I'm reposting this entry from last May, adding another book, and changing the Five Things Posts to Six.
The newest: Surviving Ben's Suicide: A Woman's Journey of Self-Discovery. Written fifteen years after the event, this book chronicles a woman's journey toward coming to terms with the death by suicide of her college boyfriend. She reflects on how difficult it was for her to find anything helpful for a "significant other" ~ someone who loves deeply but is not an "official" part of the family. I will always think of my son's girlfriend as part of our family, but I am sure that she has experiences similar to some of those depicted in this book. What I particularly love about this book is the author's insistence on the importance of memory in shaping how we live our lives ~ an antidote to the silence that surrounds suicide in particular and death in general.
Information about the other sidebar links: Every Child Is Precious. I think it's an essay with some valuable information for those who care for or those who simply care about bereaved parents and siblings.
A Grief Observed is C.S. Lewis's classic work, written after the death of his beloved wife (a story which many know through the movie Shadowlands). It's often been noted that A Grief Observed is a far superior book to his previous, more intellectual work The Problem of Pain, in that he makes no attempt to hide the raw agony experienced when it seems that God simply slams the door on God's way out.
Fierce Good-bye is a website devoted to the experience of suicide survivors. A couple of the pastoral care essays(offered from a variety of faith traditions) are excellent.
Lament for a Son is another classic, a series of short vignettes written by a father whose son died in a mountain-climbing accident. It was the first book several people either recommended or outright bought for me. He doesn't mince words and he addresses both the concrete realities we seldom think about unless we are forced to and the mystery of the baffling world of the bereaved family of a young adult child and brother.
My Son . . . My Son is a book that was given to me by the professor (and now friend of mine) who runs the program in which I am earning a certificate in spiritual direction. The mother who wrote it is a mental health professional who wondered, when she decided to go back to work, whether anyone would want anything to do with a counselor whose own son had died by suicide. Exactly what I wonder, I said, when she handed me the book. Who would ever see me as a pastor or spiritual director now? My friend looked at me and said, I know that's what you're thinking. That's why I'm giving you this book.

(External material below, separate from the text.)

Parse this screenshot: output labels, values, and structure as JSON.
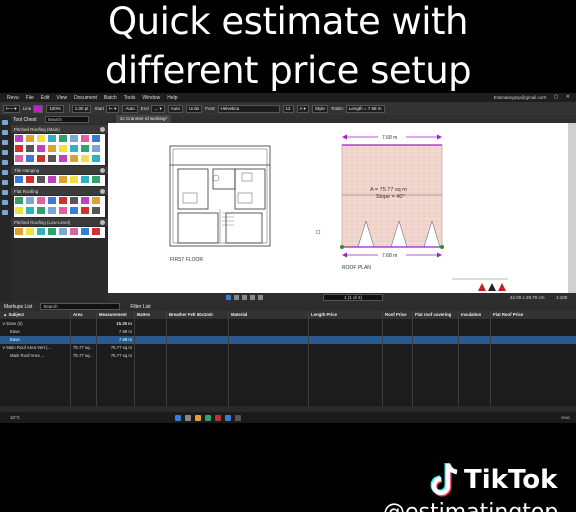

No Time To Say Good-Bye is a practical book. It covers a lot of ground and empasizes the importance of support groups. One of the Amazon reviews says that some of the descriptions of suicide are harrowing. I suppose one reaches a point where that becomes a relative term.
I've already linked to some of the Ron Rolheiser columns. He's written a number of them on suicide and so, collected together, they can be a bit repetitive and overwhelming, but his insight into the grief of survivors and the loving God in whom we hope, when we can, is uniquely helpful, at least in my view.